Could you please retype all of the entries exactly as they appear?

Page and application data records
____________________

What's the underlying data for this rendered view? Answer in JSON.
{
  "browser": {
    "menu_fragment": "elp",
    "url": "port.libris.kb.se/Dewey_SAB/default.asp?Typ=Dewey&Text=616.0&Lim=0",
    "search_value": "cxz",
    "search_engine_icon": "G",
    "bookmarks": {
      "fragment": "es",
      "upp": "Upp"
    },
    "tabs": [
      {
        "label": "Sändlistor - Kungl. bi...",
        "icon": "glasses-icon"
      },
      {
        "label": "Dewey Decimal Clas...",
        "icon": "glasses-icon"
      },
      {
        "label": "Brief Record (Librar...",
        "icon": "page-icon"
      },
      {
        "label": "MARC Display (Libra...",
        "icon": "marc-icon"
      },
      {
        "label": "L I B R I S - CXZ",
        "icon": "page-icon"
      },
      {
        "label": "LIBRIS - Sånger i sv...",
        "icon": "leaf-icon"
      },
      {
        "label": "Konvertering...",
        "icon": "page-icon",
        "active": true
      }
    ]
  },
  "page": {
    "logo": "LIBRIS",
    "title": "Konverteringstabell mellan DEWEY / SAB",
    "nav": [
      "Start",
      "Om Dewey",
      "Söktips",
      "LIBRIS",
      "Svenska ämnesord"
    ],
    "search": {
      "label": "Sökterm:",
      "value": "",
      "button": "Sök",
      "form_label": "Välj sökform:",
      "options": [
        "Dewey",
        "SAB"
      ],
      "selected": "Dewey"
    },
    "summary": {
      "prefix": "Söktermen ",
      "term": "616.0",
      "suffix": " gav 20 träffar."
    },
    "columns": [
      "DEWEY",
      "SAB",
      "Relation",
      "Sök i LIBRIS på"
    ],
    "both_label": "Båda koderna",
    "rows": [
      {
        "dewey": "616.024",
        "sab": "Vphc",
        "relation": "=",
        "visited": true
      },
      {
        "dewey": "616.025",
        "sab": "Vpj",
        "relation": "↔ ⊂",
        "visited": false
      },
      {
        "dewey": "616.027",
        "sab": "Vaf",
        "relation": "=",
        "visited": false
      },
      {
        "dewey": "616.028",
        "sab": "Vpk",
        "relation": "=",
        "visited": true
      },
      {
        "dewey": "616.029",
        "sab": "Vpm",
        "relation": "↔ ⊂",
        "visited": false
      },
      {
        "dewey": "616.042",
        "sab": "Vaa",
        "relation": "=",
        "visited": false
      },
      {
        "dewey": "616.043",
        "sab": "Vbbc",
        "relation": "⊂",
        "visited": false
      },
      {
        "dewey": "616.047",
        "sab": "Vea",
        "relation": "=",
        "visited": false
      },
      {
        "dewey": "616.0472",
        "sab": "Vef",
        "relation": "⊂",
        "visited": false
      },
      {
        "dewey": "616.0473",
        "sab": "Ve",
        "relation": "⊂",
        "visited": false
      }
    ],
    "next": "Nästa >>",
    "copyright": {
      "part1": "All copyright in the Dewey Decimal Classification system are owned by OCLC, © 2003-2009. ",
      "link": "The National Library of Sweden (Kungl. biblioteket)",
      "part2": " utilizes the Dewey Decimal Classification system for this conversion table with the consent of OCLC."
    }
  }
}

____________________

== Response to this task ==
What's the underlying data for this rendered view? Answer in JSON.
{
  "browser": {
    "menu_fragment": "elp",
    "url": "port.libris.kb.se/Dewey_SAB/default.asp?Typ=Dewey&Text=616.0&Lim=0",
    "search_value": "cxz",
    "search_engine_icon": "G",
    "bookmarks": {
      "fragment": "es",
      "upp": "Upp"
    },
    "tabs": [
      {
        "label": "Sändlistor - Kungl. bi...",
        "icon": "glasses-icon"
      },
      {
        "label": "Dewey Decimal Clas...",
        "icon": "glasses-icon"
      },
      {
        "label": "Brief Record (Librar...",
        "icon": "page-icon"
      },
      {
        "label": "MARC Display (Libra...",
        "icon": "marc-icon"
      },
      {
        "label": "L I B R I S - CXZ",
        "icon": "page-icon"
      },
      {
        "label": "LIBRIS - Sånger i sv...",
        "icon": "leaf-icon"
      },
      {
        "label": "Konvertering...",
        "icon": "page-icon",
        "active": true
      }
    ]
  },
  "page": {
    "logo": "LIBRIS",
    "title": "Konverteringstabell mellan DEWEY / SAB",
    "nav": [
      "Start",
      "Om Dewey",
      "Söktips",
      "LIBRIS",
      "Svenska ämnesord"
    ],
    "search": {
      "label": "Sökterm:",
      "value": "",
      "button": "Sök",
      "form_label": "Välj sökform:",
      "options": [
        "Dewey",
        "SAB"
      ],
      "selected": "Dewey"
    },
    "summary": {
      "prefix": "Söktermen ",
      "term": "616.0",
      "suffix": " gav 20 träffar."
    },
    "columns": [
      "DEWEY",
      "SAB",
      "Relation",
      "Sök i LIBRIS på"
    ],
    "both_label": "Båda koderna",
    "rows": [
      {
        "dewey": "616.024",
        "sab": "Vphc",
        "relation": "=",
        "visited": true
      },
      {
        "dewey": "616.025",
        "sab": "Vpj",
        "relation": "↔ ⊂",
        "visited": false
      },
      {
        "dewey": "616.027",
        "sab": "Vaf",
        "relation": "=",
        "visited": false
      },
      {
        "dewey": "616.028",
        "sab": "Vpk",
        "relation": "=",
        "visited": true
      },
      {
        "dewey": "616.029",
        "sab": "Vpm",
        "relation": "↔ ⊂",
        "visited": false
      },
      {
        "dewey": "616.042",
        "sab": "Vaa",
        "relation": "=",
        "visited": false
      },
      {
        "dewey": "616.043",
        "sab": "Vbbc",
        "relation": "⊂",
        "visited": false
      },
      {
        "dewey": "616.047",
        "sab": "Vea",
        "relation": "=",
        "visited": false
      },
      {
        "dewey": "616.0472",
        "sab": "Vef",
        "relation": "⊂",
        "visited": false
      },
      {
        "dewey": "616.0473",
        "sab": "Ve",
        "relation": "⊂",
        "visited": false
      }
    ],
    "next": "Nästa >>",
    "copyright": {
      "part1": "All copyright in the Dewey Decimal Classification system are owned by OCLC, © 2003-2009. ",
      "link": "The National Library of Sweden (Kungl. biblioteket)",
      "part2": " utilizes the Dewey Decimal Classification system for this conversion table with the consent of OCLC."
    }
  }
}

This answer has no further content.